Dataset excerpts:
_ _ _ _ _

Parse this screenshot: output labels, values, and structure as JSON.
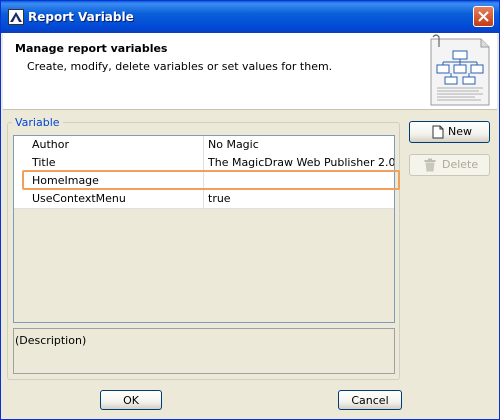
{
  "window": {
    "title": "Report Variable"
  },
  "header": {
    "title": "Manage report variables",
    "description": "Create, modify, delete variables or set values for them."
  },
  "group": {
    "label": "Variable"
  },
  "table": {
    "rows": [
      {
        "name": "Author",
        "value": "No Magic"
      },
      {
        "name": "Title",
        "value": "The MagicDraw Web Publisher 2.0"
      },
      {
        "name": "HomeImage",
        "value": ""
      },
      {
        "name": "UseContextMenu",
        "value": "true"
      }
    ]
  },
  "description_panel": {
    "text": "(Description)"
  },
  "buttons": {
    "new": "New",
    "delete": "Delete",
    "ok": "OK",
    "cancel": "Cancel"
  },
  "colors": {
    "highlight": "#f0a05a",
    "title_bar": "#0a5fd8",
    "legend": "#0046d5"
  }
}
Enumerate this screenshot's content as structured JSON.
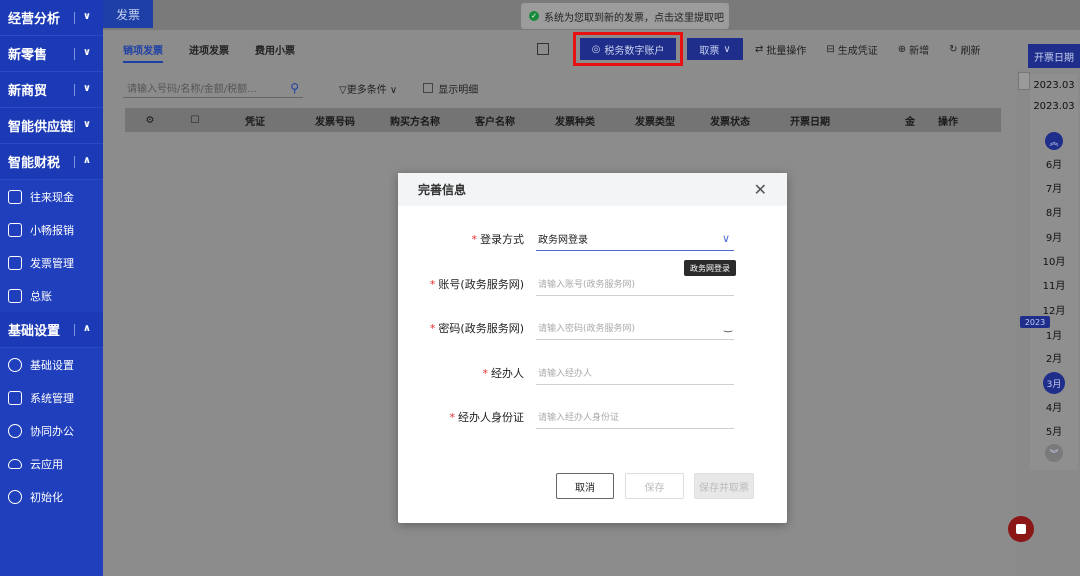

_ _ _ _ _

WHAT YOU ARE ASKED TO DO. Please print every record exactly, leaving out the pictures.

RESPONSE TO THE TASK.
Parse this screenshot: output labels, values, and structure as JSON.
{
  "window": {
    "title": "Report Variable"
  },
  "header": {
    "title": "Manage report variables",
    "description": "Create, modify, delete variables or set values for them."
  },
  "group": {
    "label": "Variable"
  },
  "table": {
    "rows": [
      {
        "name": "Author",
        "value": "No Magic"
      },
      {
        "name": "Title",
        "value": "The MagicDraw Web Publisher 2.0"
      },
      {
        "name": "HomeImage",
        "value": ""
      },
      {
        "name": "UseContextMenu",
        "value": "true"
      }
    ]
  },
  "description_panel": {
    "text": "(Description)"
  },
  "buttons": {
    "new": "New",
    "delete": "Delete",
    "ok": "OK",
    "cancel": "Cancel"
  },
  "colors": {
    "highlight": "#f0a05a",
    "title_bar": "#0a5fd8",
    "legend": "#0046d5"
  }
}
Enumerate this screenshot's content as structured JSON.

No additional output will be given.